117.

Asks how the Secretary-General intends to implement the Interinstitutional Agreement on Better Lawmaking;

118.

Recalls that the Disciplinary Board has completed its work on allocating responsibility in connection with the discrepancy of BEF 4 136 125 between the cash situation and the corresponding amounts in 1982; asks the Secretary-General to inform the Committee on Budgetary Control about the outcome of the disciplinary proceedings and also whether the amount, including interests, was recovered.

(1)  OJ L 60, 8.3.2005.

(2)  OJ C 264, 31.10.2006, p. 1.

(3)  DV/614096EN.doc.

(4)  OJ C 263, 31.10.2006, p. 1.

(5)  OJ C 263, 31.10.2006, p. 10.

(6)  OJ L 248, 16.9.2002, p. 1. Regulation as amended by Regulation (EC, Euratom) No 1995/2006 (OJ L 390, 30.12.2006, p. 1).

(7)  PE 349.540/Bur/ann/def.

(8)  OJ L 177, 6.7.2007, p. 3.

(9)  OJ L 262, 7.10.2005, p. 1.

(10)  PE 377.686/BUR.

(11)  See paragraph 7 of the above mentioned Resolution of 26 September 2006.

(12)  OJ L 196, 27.7.2005, p. 28.

(13)  OJ L 330, 4.11.2004, p. 160.

(14)  OJ L 148, 16.6.2003, p. 62.

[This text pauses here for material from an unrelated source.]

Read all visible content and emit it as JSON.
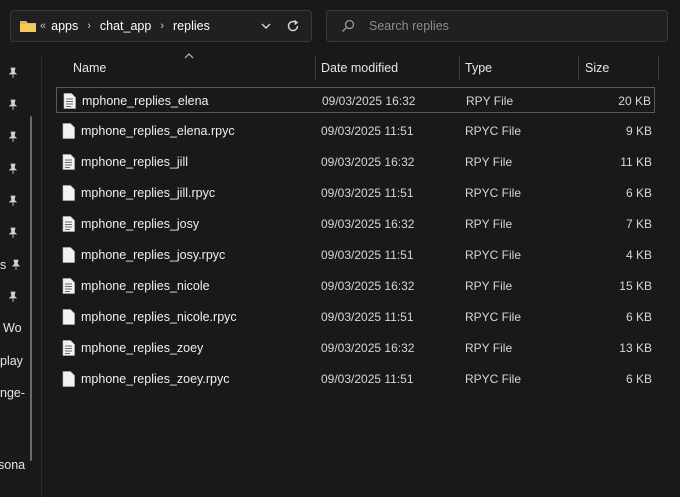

(15)  Commission Regulation (EC, Euratom) No 2342/2002 of 23 December 2002 laying down detailed rules for the implementation of Council Regulation (EC, Euratom) No 1605/2002 on the Financial Regulation applicable to the general budget of the European Communities (OJ L 357, 31.12.2002, p. 1).

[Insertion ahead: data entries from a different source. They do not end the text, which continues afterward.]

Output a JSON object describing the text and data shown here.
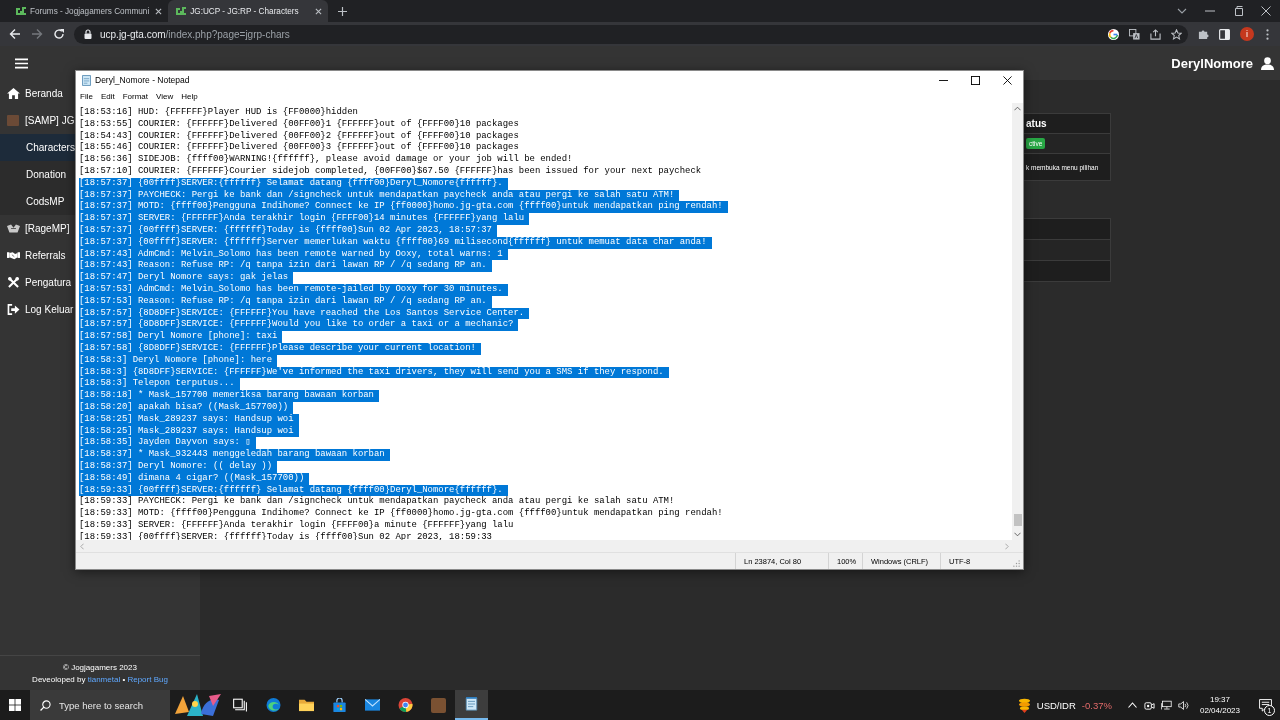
{
  "browser": {
    "tabs": [
      {
        "title": "Forums - Jogjagamers Communi",
        "selected": false
      },
      {
        "title": "JG:UCP - JG:RP - Characters",
        "selected": true
      }
    ],
    "nav": [
      {
        "disabled": false
      },
      {
        "disabled": true
      },
      {
        "disabled": false
      }
    ],
    "address": {
      "host": "ucp.jg-gta.com",
      "path": "/index.php?page=jgrp-chars"
    },
    "profile_initial": "i"
  },
  "page": {
    "user": "DerylNomore",
    "sidebar": {
      "items": [
        {
          "label": "Beranda",
          "selected": false
        },
        {
          "label": "[SAMP] JG",
          "selected": false,
          "children": [
            {
              "label": "Characters",
              "selected": true
            },
            {
              "label": "Donation",
              "selected": false
            },
            {
              "label": "CodsMP",
              "selected": false
            }
          ]
        },
        {
          "label": "[RageMP]",
          "selected": false
        },
        {
          "label": "Referrals",
          "selected": false
        },
        {
          "label": "Pengatura",
          "selected": false
        },
        {
          "label": "Log Keluar",
          "selected": false
        }
      ]
    },
    "footer": {
      "copyright": "© Jogjagamers 2023",
      "credit": "Deveoloped by",
      "author": "tianmetal",
      "separator": "•",
      "link": "Report Bug"
    },
    "status_table": {
      "header": "atus",
      "badge": "ctive",
      "note": "k membuka menu pilihan"
    }
  },
  "notepad": {
    "title": "Deryl_Nomore - Notepad",
    "menu": [
      "File",
      "Edit",
      "Format",
      "View",
      "Help"
    ],
    "lines": [
      {
        "text": "[18:53:16] HUD: {FFFFFF}Player HUD is {FF0000}hidden",
        "selected": false
      },
      {
        "text": "[18:53:55] COURIER: {FFFFFF}Delivered {00FF00}1 {FFFFFF}out of {FFFF00}10 packages",
        "selected": false
      },
      {
        "text": "[18:54:43] COURIER: {FFFFFF}Delivered {00FF00}2 {FFFFFF}out of {FFFF00}10 packages",
        "selected": false
      },
      {
        "text": "[18:55:46] COURIER: {FFFFFF}Delivered {00FF00}3 {FFFFFF}out of {FFFF00}10 packages",
        "selected": false
      },
      {
        "text": "[18:56:36] SIDEJOB: {ffff00}WARNING!{ffffff}, please avoid damage or your job will be ended!",
        "selected": false
      },
      {
        "text": "[18:57:10] COURIER: {FFFFFF}Courier sidejob completed, {00FF00}$67.50 {FFFFFF}has been issued for your next paycheck",
        "selected": false
      },
      {
        "text": "[18:57:37] {00ffff}SERVER:{ffffff} Selamat datang {ffff00}Deryl_Nomore{ffffff}.",
        "selected": true
      },
      {
        "text": "[18:57:37] PAYCHECK: Pergi ke bank dan /signcheck untuk mendapatkan paycheck anda atau pergi ke salah satu ATM!",
        "selected": true
      },
      {
        "text": "[18:57:37] MOTD: {ffff00}Pengguna Indihome? Connect ke IP {ff0000}homo.jg-gta.com {ffff00}untuk mendapatkan ping rendah!",
        "selected": true
      },
      {
        "text": "[18:57:37] SERVER: {FFFFFF}Anda terakhir login {FFFF00}14 minutes {FFFFFF}yang lalu",
        "selected": true
      },
      {
        "text": "[18:57:37] {00ffff}SERVER: {ffffff}Today is {ffff00}Sun 02 Apr 2023, 18:57:37",
        "selected": true
      },
      {
        "text": "[18:57:37] {00ffff}SERVER: {ffffff}Server memerlukan waktu {ffff00}69 milisecond{ffffff} untuk memuat data char anda!",
        "selected": true
      },
      {
        "text": "[18:57:43] AdmCmd: Melvin_Solomo has been remote warned by Ooxy, total warns: 1",
        "selected": true
      },
      {
        "text": "[18:57:43] Reason: Refuse RP: /q tanpa izin dari lawan RP / /q sedang RP an.",
        "selected": true
      },
      {
        "text": "[18:57:47] Deryl Nomore says: gak jelas",
        "selected": true
      },
      {
        "text": "[18:57:53] AdmCmd: Melvin_Solomo has been remote-jailed by Ooxy for 30 minutes.",
        "selected": true
      },
      {
        "text": "[18:57:53] Reason: Refuse RP: /q tanpa izin dari lawan RP / /q sedang RP an.",
        "selected": true
      },
      {
        "text": "[18:57:57] {8D8DFF}SERVICE: {FFFFFF}You have reached the Los Santos Service Center.",
        "selected": true
      },
      {
        "text": "[18:57:57] {8D8DFF}SERVICE: {FFFFFF}Would you like to order a taxi or a mechanic?",
        "selected": true
      },
      {
        "text": "[18:57:58] Deryl Nomore [phone]: taxi",
        "selected": true
      },
      {
        "text": "[18:57:58] {8D8DFF}SERVICE: {FFFFFF}Please describe your current location!",
        "selected": true
      },
      {
        "text": "[18:58:3] Deryl Nomore [phone]: here",
        "selected": true
      },
      {
        "text": "[18:58:3] {8D8DFF}SERVICE: {FFFFFF}We've informed the taxi drivers, they will send you a SMS if they respond.",
        "selected": true
      },
      {
        "text": "[18:58:3] Telepon terputus...",
        "selected": true
      },
      {
        "text": "[18:58:18] * Mask_157700 memeriksa barang bawaan korban",
        "selected": true
      },
      {
        "text": "[18:58:20] apakah bisa? ((Mask_157700))",
        "selected": true
      },
      {
        "text": "[18:58:25] Mask_289237 says: Handsup woi",
        "selected": true
      },
      {
        "text": "[18:58:25] Mask_289237 says: Handsup woi",
        "selected": true
      },
      {
        "text": "[18:58:35] Jayden Dayvon says: ▯",
        "selected": true
      },
      {
        "text": "[18:58:37] * Mask_932443 menggeledah barang bawaan korban",
        "selected": true
      },
      {
        "text": "[18:58:37] Deryl Nomore: (( delay ))",
        "selected": true
      },
      {
        "text": "[18:58:49] dimana 4 cigar? ((Mask_157700))",
        "selected": true
      },
      {
        "text": "[18:59:33] {00ffff}SERVER:{ffffff} Selamat datang {ffff00}Deryl_Nomore{ffffff}.",
        "selected": true
      },
      {
        "text": "[18:59:33] PAYCHECK: Pergi ke bank dan /signcheck untuk mendapatkan paycheck anda atau pergi ke salah satu ATM!",
        "selected": false
      },
      {
        "text": "[18:59:33] MOTD: {ffff00}Pengguna Indihome? Connect ke IP {ff0000}homo.jg-gta.com {ffff00}untuk mendapatkan ping rendah!",
        "selected": false
      },
      {
        "text": "[18:59:33] SERVER: {FFFFFF}Anda terakhir login {FFFF00}a minute {FFFFFF}yang lalu",
        "selected": false
      },
      {
        "text": "[18:59:33] {00ffff}SERVER: {ffffff}Today is {ffff00}Sun 02 Apr 2023, 18:59:33",
        "selected": false
      }
    ],
    "status_bar": [
      "Ln 23874, Col 80",
      "100%",
      "Windows (CRLF)",
      "UTF-8"
    ]
  },
  "taskbar": {
    "search": {
      "placeholder": "Type here to search"
    },
    "apps": [
      {
        "selected": false
      },
      {
        "selected": false
      },
      {
        "selected": false
      },
      {
        "selected": false
      },
      {
        "selected": false
      },
      {
        "selected": false
      },
      {
        "selected": false
      },
      {
        "selected": true
      }
    ],
    "widget": {
      "pair": "USD/IDR",
      "change": "-0.37%"
    },
    "clock": {
      "time": "19:37",
      "date": "02/04/2023"
    },
    "notifications": {
      "count": "1"
    }
  }
}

(16)  Paragraph 90 of its 2001 discharge Resolution (OJ L 148, 16.6.2003, p. 62).

(17)  Letter to the chairman of the Committee on Budgetary Control of 11 January 2007 (300319).

(18)  Bureau decision of 30 June 2003.

(19)  As per implementing provisions for budget Item 3701.

(20)  PPE: European People's Party; PSE: Party of European Socialists; ELDR: European Liberal Democrat and Reform Party; EFPG: European Federation of Green Parties; AEN: Union for Europe of the Nations; PDE: European Democratic Party; GE: Party of the European Left; EFA: European Free Alliance.

(21)  OJ L 297, 15.11.2003, p. 1.

(22)  OJ C 292 E, 1.12.2006, p. 127.

(23)  See paragraph 88 of the above mentioned Resolution of 26 September 2006.

(24)  See paragraphs 73 to 79 of the above mentioned Resolution of 26 September 2006.

(25)  OJ C 61 E, 10.3.2004, p. 384.

(26)  OJ L 136, 31.5.1999, p. 1.